Home' Hospitality Business : HB JULY 2017 Contents W
hile pastas have been a stalwart of pub dining for a
number of years, they too have been subject to evolution.
“I think pasta has always been an essential, it’s always
been on the menu,” says Dan D'Vauz, Head Chef .of
Perth's The Raffles Hotel. “Because we have a Mediter ranean-style
menu I try to keep three to four pastas dur ing winter and couple
dur ing summer.
“Throughout the year we offer a pasta night on Tuesdays. We’ll have a
few different pastas available and then diners can take advantage of a glass
of wine or beer to go with it. It’s $20 for the pasta and the beverage.”
While old school classics like ragù are popular, The Raffles Hotel
has one pasta that hasn’t left the menu since it was put on a couple of
“The prawn tortellini is more a dumpling than a tortellini because
the prawn is so big – that’s been too popular to take off the menu,”
“We make all our own pasta in-house with an extruder. We had
a duck rigatoni, which was also really popular. On pasta nights we’ll
do something like a spaghetti carbonara, but we’ll call it gour met
mushroom and chicken cream pasta. We do a par padelle and braised
beef, which is like a Bolognese. And we do a pork sugo with braised
“It’s a high prep load, but quick and easy to get out dur ing service.
The fresh pasta requires about two hours a day for one staff member.
It’s unusual for pubs to do house-made pasta.
“When we reopened, pasta and pizzas were the predominate things
we had to get our head around in ter ms of workload. It’s taken about a
year to get organised, but now we have the r ight systems in place and a
Pasta is a popular lunchtime option at The Pier Bar Cair ns, where
Middlemore said people expect pasta and risotto to be on the menu.
“We always have a few options, which we change six monthly. It’s
a popular option throughout the year, but for the cooler months we’ll
offer a prawn linguine and will change the r isotto to a pea, blue cheese
and mint dish.We also get a lot of people asking for lasagna, so we’ve
put an open veg one on the new menu,” he said.
Both venues ensure there is always a vegetar ian option on the pasta
menu, but it’s not as easy to cater to dietary requirements.
“It’s harder to cater for gluten- and dairy-free with pasta, but we
try to be as flexible as possible,” said Middlemore. “Obviously if
we’re under the pump it’s a little bit difficult, but we always try to
“Our front of house management is spot on with their
communication about that sort of stuff.” n
REDUCE THE TIME AND LABOUR IT TAKES TO
PRODUCE FLAVOURSOME PASTA SAUCES
Cream-based pasta sauces have always
been popular due to their full flavour and
rich mouthfeel, but today’s trend is to utilise
cream in smaller quantities, albeit in a more
When using conventional cream, whether
pure or thickened, you’re quite limited
in how long you can work with it at high
temperatures.
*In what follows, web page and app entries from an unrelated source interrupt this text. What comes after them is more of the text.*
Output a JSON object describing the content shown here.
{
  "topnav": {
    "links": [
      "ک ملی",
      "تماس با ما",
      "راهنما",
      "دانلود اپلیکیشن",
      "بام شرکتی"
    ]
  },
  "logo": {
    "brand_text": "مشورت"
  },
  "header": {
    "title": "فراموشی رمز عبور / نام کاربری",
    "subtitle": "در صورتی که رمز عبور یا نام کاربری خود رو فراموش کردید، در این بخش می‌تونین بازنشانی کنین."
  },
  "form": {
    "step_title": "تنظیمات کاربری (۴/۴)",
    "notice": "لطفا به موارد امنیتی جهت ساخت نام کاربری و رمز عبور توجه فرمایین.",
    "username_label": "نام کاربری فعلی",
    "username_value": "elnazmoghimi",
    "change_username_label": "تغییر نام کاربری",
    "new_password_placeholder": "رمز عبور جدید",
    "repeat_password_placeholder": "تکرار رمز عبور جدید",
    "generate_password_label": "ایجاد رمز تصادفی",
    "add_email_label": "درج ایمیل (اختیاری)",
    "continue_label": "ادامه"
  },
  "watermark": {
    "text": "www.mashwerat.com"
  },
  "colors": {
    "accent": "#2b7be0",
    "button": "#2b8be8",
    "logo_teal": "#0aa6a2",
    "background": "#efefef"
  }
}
In both high temperature
environments and highly acidic ones – for
example when adding white wine or a citric
reduction like lemon juice – the composition
of the cream naturally begins to break down,
and you’ll get splitting, curdling or separation.
A product like Anchor Extra Yield
Cooking Cream, on the other hand, has
been designed to withstand these high
temperatures and acidic environments so it
won’t split or separate.
“Not only does it emulsify and blend in
really well with the other ingredients, the
fact that it’s pre-reduced saves you valuable
preparation time too,” said consultant chef
Liam McLaughlin of Global Hospitality Group.
“Your conventional creams need to be
reduced for quite some time to bring them
to the right coating consistency. You need
to bring the cream up to the boil and just
let it simmer, and it’s during that process
that separation or over-reduction can
occur — especially in today’s kitchens
where chefs have lots of things to do at
once and can’t devote all their attention to
making a sauce.
“Using pre-reduced cooking cream,
which takes much less time to reach coating
consistency, allows you to prepare your
sauce faster and without the need for that
extended observation period.”
And with a yield up to 30 percent higher
than conventional thickened cream, Anchor
Extra Yield is also a more economical choice.
“Chefs like to break down, dehydrate,
puree or otherwise change the format of a
lot of traditional ingredients to come up with
something innovative and different,” said
McLaughlin. “Utilising cream really helps
that process — whether you’re making a
foam, puree or sauce, the cream will stabilise
whatever you’re trying to produce and impart
that velvety, smooth, light, airy profile.”
The pub dining renaissance is here and Italian staples
are leading the charge. Mediterranean cuisine has long
been favoured by the Australian dining public, but just like
pub classics have evolved so too have pizza and pasta.
32 | July 2017 | Hospitality BUSINESS
Links Archive HB JUNE 2017 HB AUG 2017 Navigation Previous Page Next Page